■ **Assignment**
Omit the pictures, and output the rest of the entries exactly as written.

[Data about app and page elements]
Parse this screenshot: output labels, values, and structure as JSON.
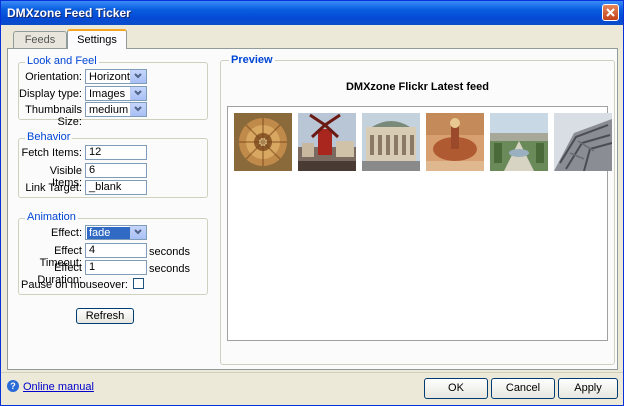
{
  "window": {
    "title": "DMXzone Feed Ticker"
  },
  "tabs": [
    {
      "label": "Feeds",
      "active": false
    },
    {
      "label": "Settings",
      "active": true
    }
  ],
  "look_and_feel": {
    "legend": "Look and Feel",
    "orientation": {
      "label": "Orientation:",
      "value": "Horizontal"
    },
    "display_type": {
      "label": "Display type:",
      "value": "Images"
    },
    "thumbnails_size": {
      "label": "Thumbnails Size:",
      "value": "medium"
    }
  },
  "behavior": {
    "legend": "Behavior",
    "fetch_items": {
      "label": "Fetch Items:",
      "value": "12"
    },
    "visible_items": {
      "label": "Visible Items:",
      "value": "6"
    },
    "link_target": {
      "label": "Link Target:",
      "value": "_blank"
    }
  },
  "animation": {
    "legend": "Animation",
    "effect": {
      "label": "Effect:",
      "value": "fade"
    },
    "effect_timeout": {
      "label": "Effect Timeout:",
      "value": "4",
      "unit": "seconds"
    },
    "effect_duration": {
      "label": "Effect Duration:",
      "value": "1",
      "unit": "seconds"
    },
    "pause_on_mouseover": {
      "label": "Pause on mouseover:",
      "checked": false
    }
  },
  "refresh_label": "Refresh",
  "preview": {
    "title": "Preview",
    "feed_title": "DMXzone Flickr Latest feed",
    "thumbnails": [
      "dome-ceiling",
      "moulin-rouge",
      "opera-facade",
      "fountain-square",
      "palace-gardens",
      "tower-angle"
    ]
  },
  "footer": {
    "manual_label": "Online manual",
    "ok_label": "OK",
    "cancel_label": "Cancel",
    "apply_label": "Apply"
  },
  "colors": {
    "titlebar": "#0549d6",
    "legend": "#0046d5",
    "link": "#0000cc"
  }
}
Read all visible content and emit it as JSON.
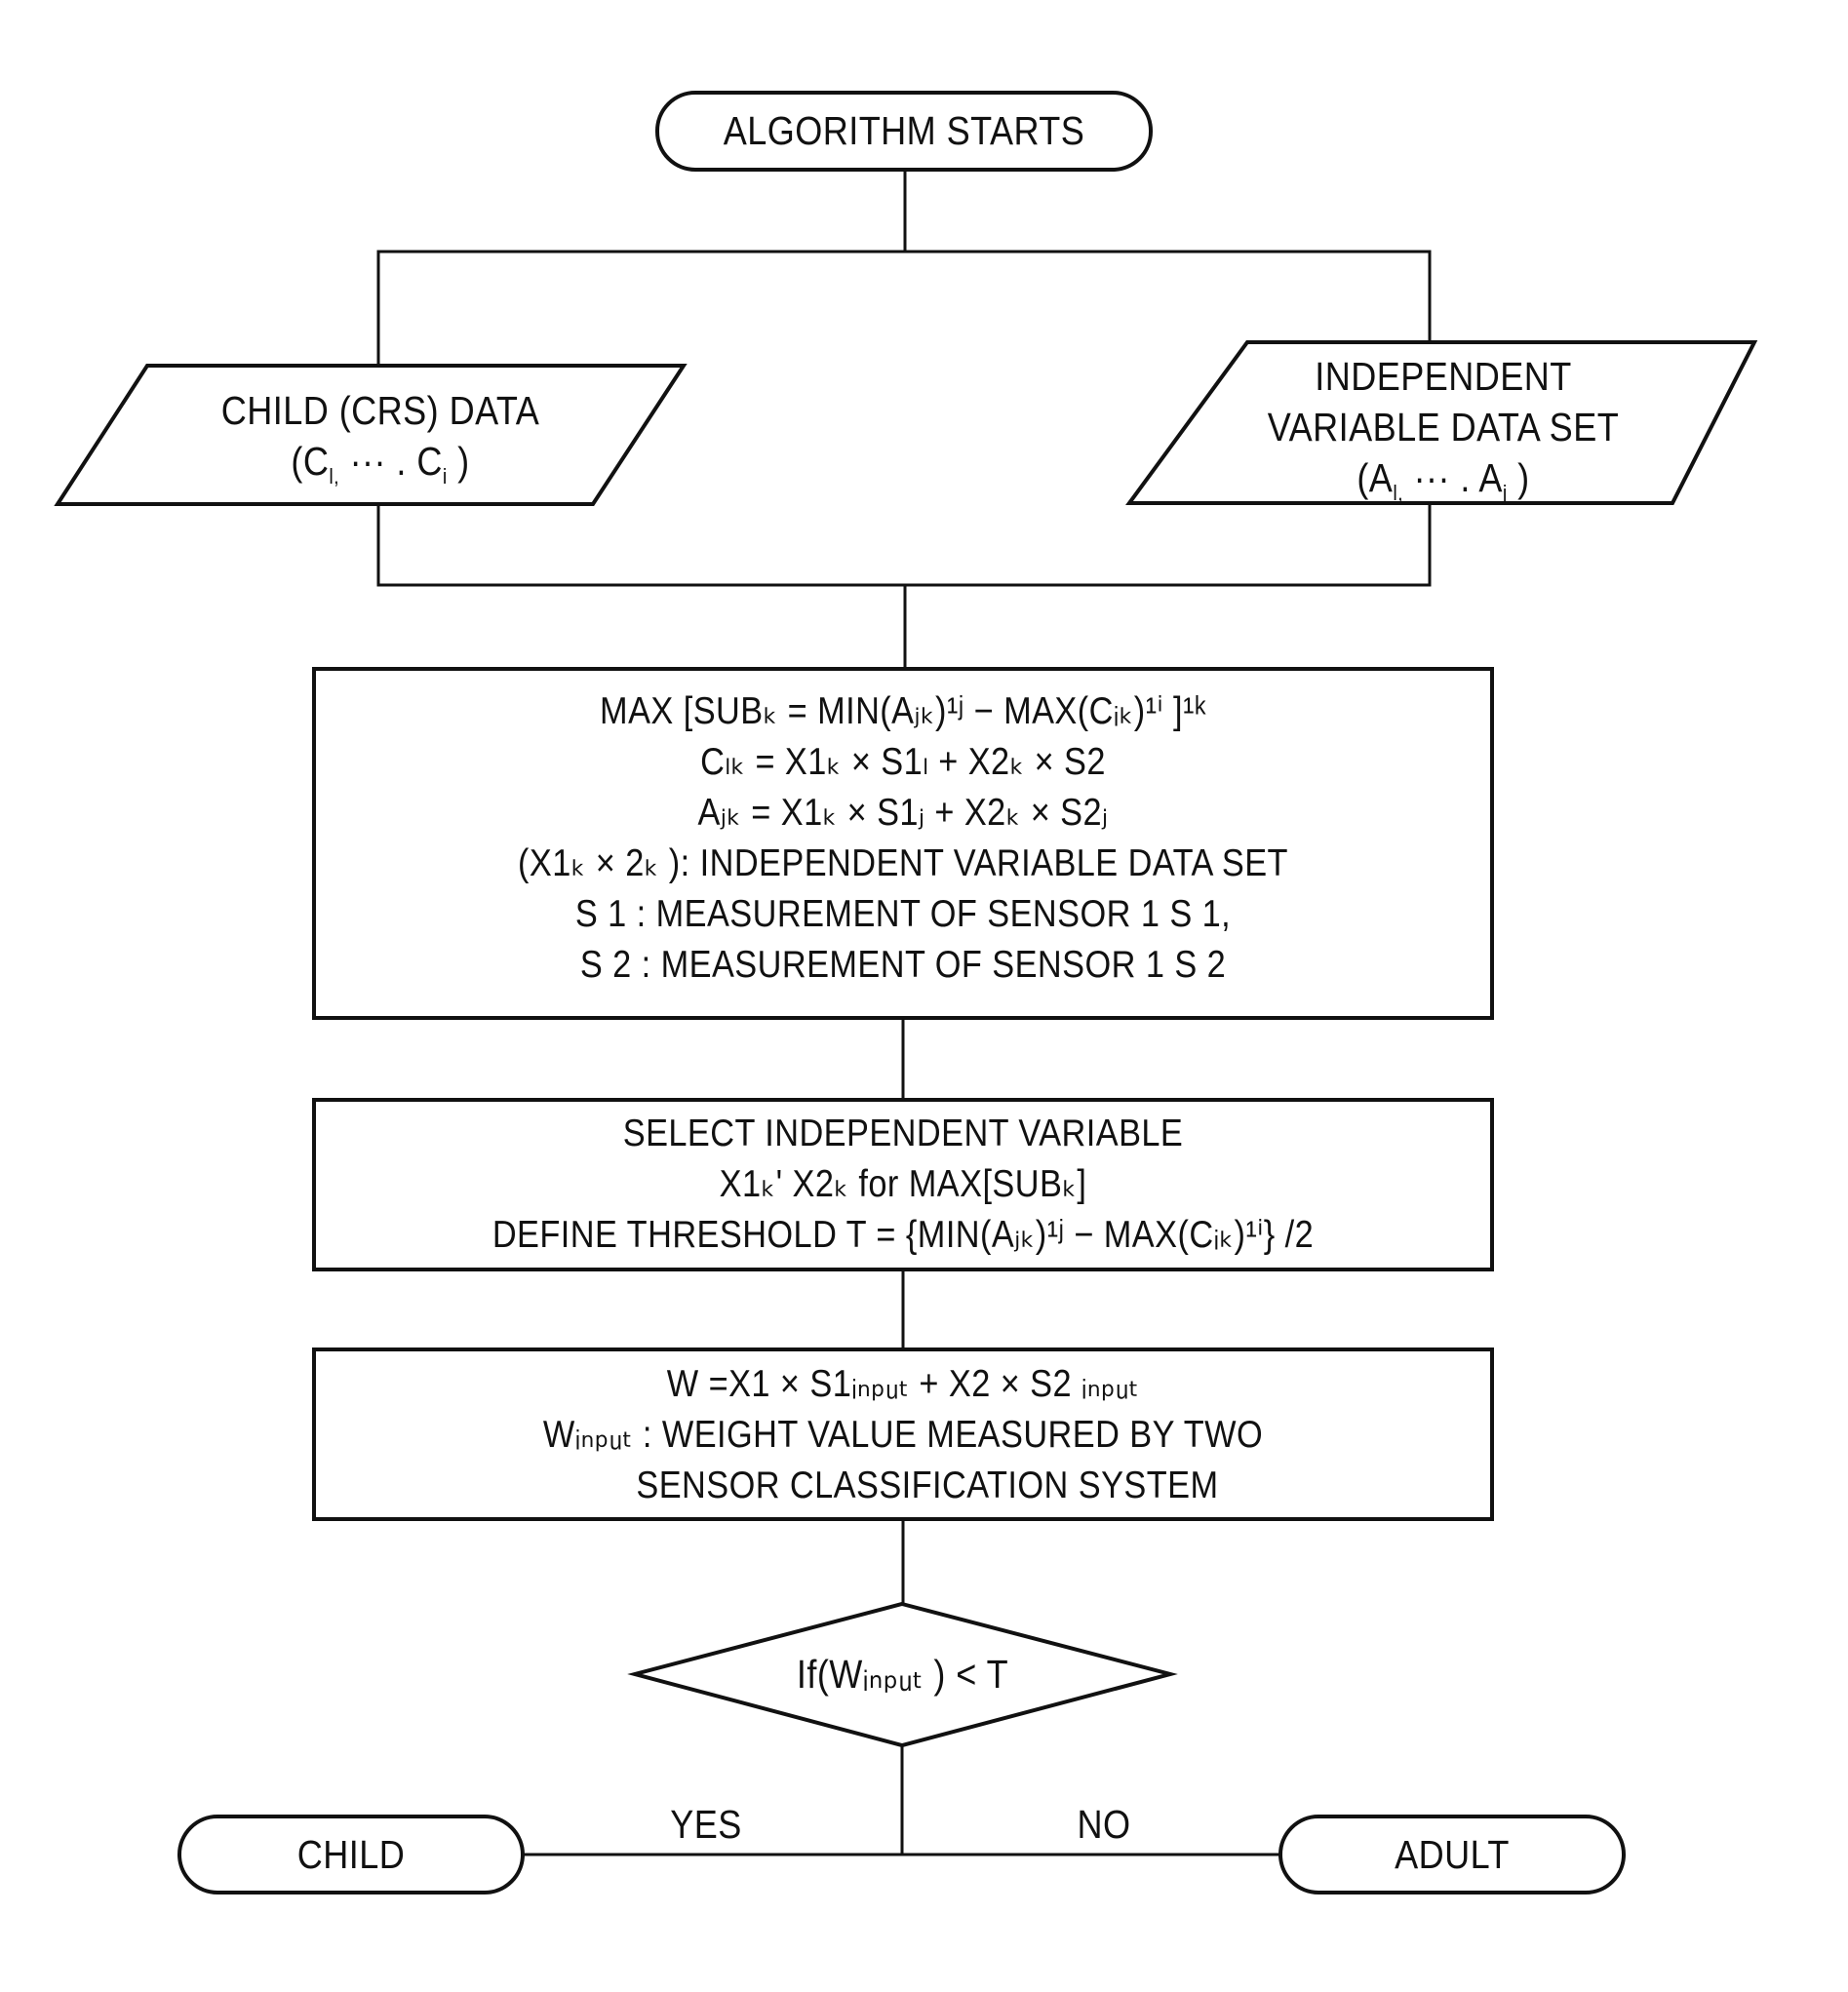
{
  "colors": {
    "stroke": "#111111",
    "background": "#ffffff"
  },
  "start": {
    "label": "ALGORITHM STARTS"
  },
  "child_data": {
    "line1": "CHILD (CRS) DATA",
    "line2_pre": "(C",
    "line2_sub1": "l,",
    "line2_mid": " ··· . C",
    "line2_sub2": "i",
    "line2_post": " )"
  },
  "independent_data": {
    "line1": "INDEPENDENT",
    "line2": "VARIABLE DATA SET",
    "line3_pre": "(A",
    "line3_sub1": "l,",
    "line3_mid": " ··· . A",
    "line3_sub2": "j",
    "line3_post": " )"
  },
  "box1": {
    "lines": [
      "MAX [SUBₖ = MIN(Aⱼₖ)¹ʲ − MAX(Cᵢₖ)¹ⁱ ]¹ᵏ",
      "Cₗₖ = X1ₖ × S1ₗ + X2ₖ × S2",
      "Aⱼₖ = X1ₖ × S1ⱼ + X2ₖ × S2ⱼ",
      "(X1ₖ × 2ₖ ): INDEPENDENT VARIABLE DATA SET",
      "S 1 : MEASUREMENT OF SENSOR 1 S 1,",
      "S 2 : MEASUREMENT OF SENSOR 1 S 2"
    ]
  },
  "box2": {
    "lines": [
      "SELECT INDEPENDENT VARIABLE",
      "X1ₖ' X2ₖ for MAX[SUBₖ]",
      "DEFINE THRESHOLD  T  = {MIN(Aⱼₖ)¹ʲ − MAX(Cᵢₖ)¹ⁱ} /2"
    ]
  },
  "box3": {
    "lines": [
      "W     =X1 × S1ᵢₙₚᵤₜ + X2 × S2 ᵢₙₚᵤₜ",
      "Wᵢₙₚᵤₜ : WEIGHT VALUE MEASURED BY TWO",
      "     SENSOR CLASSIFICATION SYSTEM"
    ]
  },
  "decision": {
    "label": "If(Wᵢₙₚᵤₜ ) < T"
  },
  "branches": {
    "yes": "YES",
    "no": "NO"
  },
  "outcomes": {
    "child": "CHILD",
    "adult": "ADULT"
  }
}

■ **Result of this task**
Parse this screenshot: output labels, values, and structure as JSON.
{
  "window": {
    "title": "DMXzone Feed Ticker"
  },
  "tabs": [
    {
      "label": "Feeds",
      "active": false
    },
    {
      "label": "Settings",
      "active": true
    }
  ],
  "look_and_feel": {
    "legend": "Look and Feel",
    "orientation": {
      "label": "Orientation:",
      "value": "Horizontal"
    },
    "display_type": {
      "label": "Display type:",
      "value": "Images"
    },
    "thumbnails_size": {
      "label": "Thumbnails Size:",
      "value": "medium"
    }
  },
  "behavior": {
    "legend": "Behavior",
    "fetch_items": {
      "label": "Fetch Items:",
      "value": "12"
    },
    "visible_items": {
      "label": "Visible Items:",
      "value": "6"
    },
    "link_target": {
      "label": "Link Target:",
      "value": "_blank"
    }
  },
  "animation": {
    "legend": "Animation",
    "effect": {
      "label": "Effect:",
      "value": "fade"
    },
    "effect_timeout": {
      "label": "Effect Timeout:",
      "value": "4",
      "unit": "seconds"
    },
    "effect_duration": {
      "label": "Effect Duration:",
      "value": "1",
      "unit": "seconds"
    },
    "pause_on_mouseover": {
      "label": "Pause on mouseover:",
      "checked": false
    }
  },
  "refresh_label": "Refresh",
  "preview": {
    "title": "Preview",
    "feed_title": "DMXzone Flickr Latest feed",
    "thumbnails": [
      "dome-ceiling",
      "moulin-rouge",
      "opera-facade",
      "fountain-square",
      "palace-gardens",
      "tower-angle"
    ]
  },
  "footer": {
    "manual_label": "Online manual",
    "ok_label": "OK",
    "cancel_label": "Cancel",
    "apply_label": "Apply"
  },
  "colors": {
    "titlebar": "#0549d6",
    "legend": "#0046d5",
    "link": "#0000cc"
  }
}
Read all visible content and emit it as JSON.
{
  "colors": {
    "stroke": "#111111",
    "background": "#ffffff"
  },
  "start": {
    "label": "ALGORITHM STARTS"
  },
  "child_data": {
    "line1": "CHILD (CRS) DATA",
    "line2_pre": "(C",
    "line2_sub1": "l,",
    "line2_mid": " ··· . C",
    "line2_sub2": "i",
    "line2_post": " )"
  },
  "independent_data": {
    "line1": "INDEPENDENT",
    "line2": "VARIABLE DATA SET",
    "line3_pre": "(A",
    "line3_sub1": "l,",
    "line3_mid": " ··· . A",
    "line3_sub2": "j",
    "line3_post": " )"
  },
  "box1": {
    "lines": [
      "MAX [SUBₖ = MIN(Aⱼₖ)¹ʲ − MAX(Cᵢₖ)¹ⁱ ]¹ᵏ",
      "Cₗₖ = X1ₖ × S1ₗ + X2ₖ × S2",
      "Aⱼₖ = X1ₖ × S1ⱼ + X2ₖ × S2ⱼ",
      "(X1ₖ × 2ₖ ): INDEPENDENT VARIABLE DATA SET",
      "S 1 : MEASUREMENT OF SENSOR 1 S 1,",
      "S 2 : MEASUREMENT OF SENSOR 1 S 2"
    ]
  },
  "box2": {
    "lines": [
      "SELECT INDEPENDENT VARIABLE",
      "X1ₖ' X2ₖ for MAX[SUBₖ]",
      "DEFINE THRESHOLD  T  = {MIN(Aⱼₖ)¹ʲ − MAX(Cᵢₖ)¹ⁱ} /2"
    ]
  },
  "box3": {
    "lines": [
      "W     =X1 × S1ᵢₙₚᵤₜ + X2 × S2 ᵢₙₚᵤₜ",
      "Wᵢₙₚᵤₜ : WEIGHT VALUE MEASURED BY TWO",
      "     SENSOR CLASSIFICATION SYSTEM"
    ]
  },
  "decision": {
    "label": "If(Wᵢₙₚᵤₜ ) < T"
  },
  "branches": {
    "yes": "YES",
    "no": "NO"
  },
  "outcomes": {
    "child": "CHILD",
    "adult": "ADULT"
  }
}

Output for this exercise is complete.